▶ **REQUIRED WORK**:
Give back each line below verbatim.
· · · ·
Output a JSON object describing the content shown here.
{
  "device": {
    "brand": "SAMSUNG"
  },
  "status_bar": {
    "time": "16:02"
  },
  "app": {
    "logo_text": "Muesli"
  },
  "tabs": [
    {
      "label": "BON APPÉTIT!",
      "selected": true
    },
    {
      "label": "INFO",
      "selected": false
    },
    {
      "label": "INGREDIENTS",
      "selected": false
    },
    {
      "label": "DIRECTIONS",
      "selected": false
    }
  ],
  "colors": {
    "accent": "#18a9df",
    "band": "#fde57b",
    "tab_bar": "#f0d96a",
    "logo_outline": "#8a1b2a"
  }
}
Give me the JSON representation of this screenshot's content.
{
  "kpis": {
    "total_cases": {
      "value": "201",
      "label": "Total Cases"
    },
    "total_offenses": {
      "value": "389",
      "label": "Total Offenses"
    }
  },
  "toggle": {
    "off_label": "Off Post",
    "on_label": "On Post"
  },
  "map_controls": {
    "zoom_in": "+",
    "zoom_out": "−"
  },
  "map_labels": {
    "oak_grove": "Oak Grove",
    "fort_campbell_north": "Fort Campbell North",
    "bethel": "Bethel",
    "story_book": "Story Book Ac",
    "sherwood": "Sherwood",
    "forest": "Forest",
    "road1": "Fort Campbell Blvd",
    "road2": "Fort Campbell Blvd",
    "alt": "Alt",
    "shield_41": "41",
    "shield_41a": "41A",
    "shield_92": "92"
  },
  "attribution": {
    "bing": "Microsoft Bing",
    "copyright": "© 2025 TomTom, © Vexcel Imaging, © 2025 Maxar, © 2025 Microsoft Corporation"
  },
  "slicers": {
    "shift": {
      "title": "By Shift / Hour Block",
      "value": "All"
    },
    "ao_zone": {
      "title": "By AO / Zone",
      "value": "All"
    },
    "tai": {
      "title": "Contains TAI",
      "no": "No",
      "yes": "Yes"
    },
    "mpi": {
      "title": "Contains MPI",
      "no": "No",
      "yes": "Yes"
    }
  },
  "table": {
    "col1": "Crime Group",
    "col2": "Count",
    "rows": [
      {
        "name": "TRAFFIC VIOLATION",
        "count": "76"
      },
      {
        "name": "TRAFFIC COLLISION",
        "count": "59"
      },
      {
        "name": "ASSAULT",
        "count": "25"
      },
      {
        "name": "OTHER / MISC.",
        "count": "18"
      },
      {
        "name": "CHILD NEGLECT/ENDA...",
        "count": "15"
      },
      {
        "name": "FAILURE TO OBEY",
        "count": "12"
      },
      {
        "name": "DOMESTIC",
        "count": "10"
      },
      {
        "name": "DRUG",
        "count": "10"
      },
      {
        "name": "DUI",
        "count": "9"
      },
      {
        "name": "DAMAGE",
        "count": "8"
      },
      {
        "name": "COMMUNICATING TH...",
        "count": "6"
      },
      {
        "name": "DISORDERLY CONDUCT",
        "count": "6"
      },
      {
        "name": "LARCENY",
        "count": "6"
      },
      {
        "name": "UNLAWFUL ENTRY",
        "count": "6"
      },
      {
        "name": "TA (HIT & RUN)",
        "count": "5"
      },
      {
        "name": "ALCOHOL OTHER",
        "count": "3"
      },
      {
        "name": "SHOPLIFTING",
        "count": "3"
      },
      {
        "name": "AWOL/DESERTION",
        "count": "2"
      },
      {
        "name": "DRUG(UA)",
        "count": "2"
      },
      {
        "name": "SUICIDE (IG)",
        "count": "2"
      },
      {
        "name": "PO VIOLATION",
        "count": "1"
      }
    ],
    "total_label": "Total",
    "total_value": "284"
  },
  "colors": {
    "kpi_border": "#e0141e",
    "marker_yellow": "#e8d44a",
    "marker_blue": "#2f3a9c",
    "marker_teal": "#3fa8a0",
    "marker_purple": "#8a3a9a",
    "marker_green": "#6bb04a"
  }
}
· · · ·
▶ **WRITTEN SOLUTION**:
Output a JSON object describing the content shown here.
{
  "device": {
    "brand": "SAMSUNG"
  },
  "status_bar": {
    "time": "16:02"
  },
  "app": {
    "logo_text": "Muesli"
  },
  "tabs": [
    {
      "label": "BON APPÉTIT!",
      "selected": true
    },
    {
      "label": "INFO",
      "selected": false
    },
    {
      "label": "INGREDIENTS",
      "selected": false
    },
    {
      "label": "DIRECTIONS",
      "selected": false
    }
  ],
  "colors": {
    "accent": "#18a9df",
    "band": "#fde57b",
    "tab_bar": "#f0d96a",
    "logo_outline": "#8a1b2a"
  }
}
Give me the JSON representation of this screenshot's content.
{
  "kpis": {
    "total_cases": {
      "value": "201",
      "label": "Total Cases"
    },
    "total_offenses": {
      "value": "389",
      "label": "Total Offenses"
    }
  },
  "toggle": {
    "off_label": "Off Post",
    "on_label": "On Post"
  },
  "map_controls": {
    "zoom_in": "+",
    "zoom_out": "−"
  },
  "map_labels": {
    "oak_grove": "Oak Grove",
    "fort_campbell_north": "Fort Campbell North",
    "bethel": "Bethel",
    "story_book": "Story Book Ac",
    "sherwood": "Sherwood",
    "forest": "Forest",
    "road1": "Fort Campbell Blvd",
    "road2": "Fort Campbell Blvd",
    "alt": "Alt",
    "shield_41": "41",
    "shield_41a": "41A",
    "shield_92": "92"
  },
  "attribution": {
    "bing": "Microsoft Bing",
    "copyright": "© 2025 TomTom, © Vexcel Imaging, © 2025 Maxar, © 2025 Microsoft Corporation"
  },
  "slicers": {
    "shift": {
      "title": "By Shift / Hour Block",
      "value": "All"
    },
    "ao_zone": {
      "title": "By AO / Zone",
      "value": "All"
    },
    "tai": {
      "title": "Contains TAI",
      "no": "No",
      "yes": "Yes"
    },
    "mpi": {
      "title": "Contains MPI",
      "no": "No",
      "yes": "Yes"
    }
  },
  "table": {
    "col1": "Crime Group",
    "col2": "Count",
    "rows": [
      {
        "name": "TRAFFIC VIOLATION",
        "count": "76"
      },
      {
        "name": "TRAFFIC COLLISION",
        "count": "59"
      },
      {
        "name": "ASSAULT",
        "count": "25"
      },
      {
        "name": "OTHER / MISC.",
        "count": "18"
      },
      {
        "name": "CHILD NEGLECT/ENDA...",
        "count": "15"
      },
      {
        "name": "FAILURE TO OBEY",
        "count": "12"
      },
      {
        "name": "DOMESTIC",
        "count": "10"
      },
      {
        "name": "DRUG",
        "count": "10"
      },
      {
        "name": "DUI",
        "count": "9"
      },
      {
        "name": "DAMAGE",
        "count": "8"
      },
      {
        "name": "COMMUNICATING TH...",
        "count": "6"
      },
      {
        "name": "DISORDERLY CONDUCT",
        "count": "6"
      },
      {
        "name": "LARCENY",
        "count": "6"
      },
      {
        "name": "UNLAWFUL ENTRY",
        "count": "6"
      },
      {
        "name": "TA (HIT & RUN)",
        "count": "5"
      },
      {
        "name": "ALCOHOL OTHER",
        "count": "3"
      },
      {
        "name": "SHOPLIFTING",
        "count": "3"
      },
      {
        "name": "AWOL/DESERTION",
        "count": "2"
      },
      {
        "name": "DRUG(UA)",
        "count": "2"
      },
      {
        "name": "SUICIDE (IG)",
        "count": "2"
      },
      {
        "name": "PO VIOLATION",
        "count": "1"
      }
    ],
    "total_label": "Total",
    "total_value": "284"
  },
  "colors": {
    "kpi_border": "#e0141e",
    "marker_yellow": "#e8d44a",
    "marker_blue": "#2f3a9c",
    "marker_teal": "#3fa8a0",
    "marker_purple": "#8a3a9a",
    "marker_green": "#6bb04a"
  }
}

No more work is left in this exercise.